Average criticWIRE grade: C+
Michael Winterbottom’s new movie “The Killer Inside Me” tells the story of a 1950’s Texan sheriff deputy, played by Casey Affleck, who succumbs to the criminal urges within him, and creates a storm of sex crimes and homicides that leave a bloody path in his wake.
Critics for The New York Times, Tribeca Review, and Variety generally agree that, while the film attempts to make something gut-wrenching out of its gruesomeness, the results are closer to gratuity. A.O. Scott says in his Times review “the violence is no more actual -or less stylized- than anything else in the movie,” and accuses the director of being “primarily concerned with what he can get away with”. Todd McCarthy writes for Variety that the film “should but doesn’t get under your skin and give you the creeps.” IndieWIRE’s own Eric Kohn provides the dissenting opinion, and argues that while some of the film falls flat, a few especially horrific moments embody the pithy note that the movie strives.

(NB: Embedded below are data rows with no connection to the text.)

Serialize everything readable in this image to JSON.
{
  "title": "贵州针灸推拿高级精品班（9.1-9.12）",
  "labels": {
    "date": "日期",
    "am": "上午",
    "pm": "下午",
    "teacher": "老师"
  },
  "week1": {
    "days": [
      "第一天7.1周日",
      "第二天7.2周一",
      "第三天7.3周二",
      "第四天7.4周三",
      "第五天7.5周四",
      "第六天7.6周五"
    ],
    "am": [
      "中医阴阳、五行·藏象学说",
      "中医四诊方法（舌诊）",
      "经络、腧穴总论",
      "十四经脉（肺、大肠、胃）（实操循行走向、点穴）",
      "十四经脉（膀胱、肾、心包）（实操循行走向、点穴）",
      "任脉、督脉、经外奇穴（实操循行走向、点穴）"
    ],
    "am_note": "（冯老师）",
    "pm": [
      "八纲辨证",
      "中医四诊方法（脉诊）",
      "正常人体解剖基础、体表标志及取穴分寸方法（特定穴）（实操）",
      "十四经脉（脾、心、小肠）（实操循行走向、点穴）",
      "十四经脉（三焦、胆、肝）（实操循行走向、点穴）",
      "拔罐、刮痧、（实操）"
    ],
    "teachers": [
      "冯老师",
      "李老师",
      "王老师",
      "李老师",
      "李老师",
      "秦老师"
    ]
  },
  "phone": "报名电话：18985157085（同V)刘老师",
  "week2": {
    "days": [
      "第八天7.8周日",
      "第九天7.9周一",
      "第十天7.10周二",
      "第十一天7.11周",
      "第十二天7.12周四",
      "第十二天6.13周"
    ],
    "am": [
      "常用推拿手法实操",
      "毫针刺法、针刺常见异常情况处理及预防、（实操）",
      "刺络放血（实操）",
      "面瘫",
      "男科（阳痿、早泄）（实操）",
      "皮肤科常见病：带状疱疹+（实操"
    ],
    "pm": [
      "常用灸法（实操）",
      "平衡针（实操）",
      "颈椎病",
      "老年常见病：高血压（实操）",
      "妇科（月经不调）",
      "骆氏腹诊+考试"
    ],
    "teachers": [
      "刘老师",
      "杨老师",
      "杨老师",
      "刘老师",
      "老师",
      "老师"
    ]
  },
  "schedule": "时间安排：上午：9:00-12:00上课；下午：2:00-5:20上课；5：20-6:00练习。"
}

He describes one such instance with the phrase “cinematic bittersweetness rarely offered such a subversive kick”.